What is being asked:
Where the string "JSON" occurs in a line of the entries below, copy that line.

Data about app and page elements:
★ ★ ★ ★ ★
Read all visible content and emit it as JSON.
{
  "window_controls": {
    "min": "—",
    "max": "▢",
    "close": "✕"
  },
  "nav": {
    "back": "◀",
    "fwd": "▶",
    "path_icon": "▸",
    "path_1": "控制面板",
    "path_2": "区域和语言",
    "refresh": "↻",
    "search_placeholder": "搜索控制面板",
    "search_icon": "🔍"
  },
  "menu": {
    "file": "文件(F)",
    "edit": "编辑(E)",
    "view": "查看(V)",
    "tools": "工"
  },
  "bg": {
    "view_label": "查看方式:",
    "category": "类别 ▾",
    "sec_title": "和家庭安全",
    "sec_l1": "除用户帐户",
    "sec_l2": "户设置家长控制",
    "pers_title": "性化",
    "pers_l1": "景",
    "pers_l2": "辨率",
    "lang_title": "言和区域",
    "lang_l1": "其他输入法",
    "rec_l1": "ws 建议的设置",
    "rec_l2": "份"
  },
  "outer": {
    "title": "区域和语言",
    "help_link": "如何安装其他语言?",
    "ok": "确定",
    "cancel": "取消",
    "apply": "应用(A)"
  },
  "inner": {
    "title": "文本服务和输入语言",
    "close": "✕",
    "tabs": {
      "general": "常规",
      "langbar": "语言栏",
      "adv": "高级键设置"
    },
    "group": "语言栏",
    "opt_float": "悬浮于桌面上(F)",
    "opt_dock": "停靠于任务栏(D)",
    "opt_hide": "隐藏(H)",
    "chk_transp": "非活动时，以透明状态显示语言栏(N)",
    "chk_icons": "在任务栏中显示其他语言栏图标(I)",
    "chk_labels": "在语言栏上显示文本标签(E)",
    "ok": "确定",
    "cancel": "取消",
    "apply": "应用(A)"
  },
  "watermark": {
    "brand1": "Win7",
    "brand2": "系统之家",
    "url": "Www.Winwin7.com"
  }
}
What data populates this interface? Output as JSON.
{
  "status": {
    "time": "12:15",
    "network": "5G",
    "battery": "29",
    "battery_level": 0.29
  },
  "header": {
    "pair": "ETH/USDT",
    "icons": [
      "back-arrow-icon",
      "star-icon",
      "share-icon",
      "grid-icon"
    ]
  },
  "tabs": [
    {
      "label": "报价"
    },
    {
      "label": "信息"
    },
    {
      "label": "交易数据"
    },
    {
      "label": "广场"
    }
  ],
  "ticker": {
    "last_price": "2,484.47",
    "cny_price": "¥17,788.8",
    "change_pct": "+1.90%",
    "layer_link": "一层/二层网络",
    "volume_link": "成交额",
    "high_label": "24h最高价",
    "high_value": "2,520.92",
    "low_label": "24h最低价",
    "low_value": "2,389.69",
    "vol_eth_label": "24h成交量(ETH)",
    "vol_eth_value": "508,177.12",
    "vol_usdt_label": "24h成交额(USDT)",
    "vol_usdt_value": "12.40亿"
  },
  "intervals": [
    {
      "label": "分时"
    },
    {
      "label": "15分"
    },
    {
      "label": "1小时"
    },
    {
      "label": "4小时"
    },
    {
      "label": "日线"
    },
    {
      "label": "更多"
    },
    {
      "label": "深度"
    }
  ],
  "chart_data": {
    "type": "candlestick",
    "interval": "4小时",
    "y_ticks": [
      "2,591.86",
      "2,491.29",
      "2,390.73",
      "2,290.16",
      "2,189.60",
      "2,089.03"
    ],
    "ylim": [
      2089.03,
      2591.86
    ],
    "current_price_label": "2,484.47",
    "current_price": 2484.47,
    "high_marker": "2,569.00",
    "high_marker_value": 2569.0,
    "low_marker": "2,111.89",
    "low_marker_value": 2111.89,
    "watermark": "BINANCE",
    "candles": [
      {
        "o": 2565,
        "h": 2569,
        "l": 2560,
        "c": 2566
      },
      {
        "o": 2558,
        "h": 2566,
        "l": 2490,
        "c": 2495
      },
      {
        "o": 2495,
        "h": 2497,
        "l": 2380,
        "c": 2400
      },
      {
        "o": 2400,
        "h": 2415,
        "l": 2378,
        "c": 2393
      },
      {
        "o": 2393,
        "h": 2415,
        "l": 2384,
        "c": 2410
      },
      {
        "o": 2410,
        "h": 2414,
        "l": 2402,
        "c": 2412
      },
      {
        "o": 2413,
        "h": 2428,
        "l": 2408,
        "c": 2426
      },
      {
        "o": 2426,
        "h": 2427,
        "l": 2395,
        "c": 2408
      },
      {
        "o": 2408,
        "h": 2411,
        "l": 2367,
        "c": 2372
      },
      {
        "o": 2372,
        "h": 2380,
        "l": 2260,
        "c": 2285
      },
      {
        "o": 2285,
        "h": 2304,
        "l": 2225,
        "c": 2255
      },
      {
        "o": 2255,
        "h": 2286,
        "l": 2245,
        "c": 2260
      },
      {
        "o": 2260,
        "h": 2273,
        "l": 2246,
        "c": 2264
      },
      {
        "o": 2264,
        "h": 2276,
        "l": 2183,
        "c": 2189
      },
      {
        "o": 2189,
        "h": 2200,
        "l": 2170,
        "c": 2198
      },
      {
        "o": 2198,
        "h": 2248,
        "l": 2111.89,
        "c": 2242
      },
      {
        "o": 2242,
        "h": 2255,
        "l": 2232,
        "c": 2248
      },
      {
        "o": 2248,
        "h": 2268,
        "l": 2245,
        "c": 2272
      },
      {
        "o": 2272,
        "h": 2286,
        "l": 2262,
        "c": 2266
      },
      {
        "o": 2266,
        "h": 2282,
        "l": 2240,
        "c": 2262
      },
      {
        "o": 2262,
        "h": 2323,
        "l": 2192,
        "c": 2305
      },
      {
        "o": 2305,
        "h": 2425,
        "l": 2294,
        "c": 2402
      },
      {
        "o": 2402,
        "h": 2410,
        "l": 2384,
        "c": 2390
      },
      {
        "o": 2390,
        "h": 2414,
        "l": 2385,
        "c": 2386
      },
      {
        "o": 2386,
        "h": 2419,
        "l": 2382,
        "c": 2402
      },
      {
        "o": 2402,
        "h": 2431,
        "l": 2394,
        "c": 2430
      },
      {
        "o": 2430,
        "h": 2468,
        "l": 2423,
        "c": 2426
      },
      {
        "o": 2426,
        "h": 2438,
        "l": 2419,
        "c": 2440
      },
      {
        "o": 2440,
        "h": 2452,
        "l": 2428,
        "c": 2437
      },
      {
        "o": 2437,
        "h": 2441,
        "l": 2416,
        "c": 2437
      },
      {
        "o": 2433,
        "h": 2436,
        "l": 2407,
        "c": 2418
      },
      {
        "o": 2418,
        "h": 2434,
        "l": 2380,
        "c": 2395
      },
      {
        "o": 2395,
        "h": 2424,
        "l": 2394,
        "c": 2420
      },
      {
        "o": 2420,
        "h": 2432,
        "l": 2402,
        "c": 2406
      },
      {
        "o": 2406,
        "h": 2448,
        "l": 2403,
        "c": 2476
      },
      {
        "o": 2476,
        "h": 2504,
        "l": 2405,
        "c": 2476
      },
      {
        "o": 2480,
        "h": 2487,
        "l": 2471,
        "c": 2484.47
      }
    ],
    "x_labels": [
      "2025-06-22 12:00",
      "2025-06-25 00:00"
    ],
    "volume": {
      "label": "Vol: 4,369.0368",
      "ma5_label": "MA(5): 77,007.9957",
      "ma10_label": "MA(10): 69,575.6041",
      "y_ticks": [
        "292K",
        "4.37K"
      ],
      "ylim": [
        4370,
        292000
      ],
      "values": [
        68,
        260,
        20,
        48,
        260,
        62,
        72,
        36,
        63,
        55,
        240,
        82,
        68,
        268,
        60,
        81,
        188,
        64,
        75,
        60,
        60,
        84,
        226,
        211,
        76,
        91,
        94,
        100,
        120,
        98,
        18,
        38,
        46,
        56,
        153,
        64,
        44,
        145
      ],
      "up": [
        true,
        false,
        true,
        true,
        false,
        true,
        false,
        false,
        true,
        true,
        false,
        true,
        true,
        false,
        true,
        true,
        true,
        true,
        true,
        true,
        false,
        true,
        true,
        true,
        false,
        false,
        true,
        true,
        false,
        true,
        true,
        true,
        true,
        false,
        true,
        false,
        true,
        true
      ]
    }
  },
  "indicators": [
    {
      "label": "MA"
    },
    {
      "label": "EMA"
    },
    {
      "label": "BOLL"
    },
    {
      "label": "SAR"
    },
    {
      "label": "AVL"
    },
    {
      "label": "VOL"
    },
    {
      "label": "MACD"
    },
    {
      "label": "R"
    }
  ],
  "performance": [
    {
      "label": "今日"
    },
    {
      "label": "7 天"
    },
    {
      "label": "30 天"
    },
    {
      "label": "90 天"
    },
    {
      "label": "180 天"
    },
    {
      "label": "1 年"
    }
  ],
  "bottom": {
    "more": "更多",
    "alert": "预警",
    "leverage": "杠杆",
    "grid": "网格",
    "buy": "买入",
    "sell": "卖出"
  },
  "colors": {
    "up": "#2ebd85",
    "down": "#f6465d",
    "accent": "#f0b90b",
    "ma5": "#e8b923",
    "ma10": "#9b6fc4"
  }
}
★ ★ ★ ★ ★
Output below:
Read all visible content and emit it as JSON.
What data populates this interface? Output as JSON.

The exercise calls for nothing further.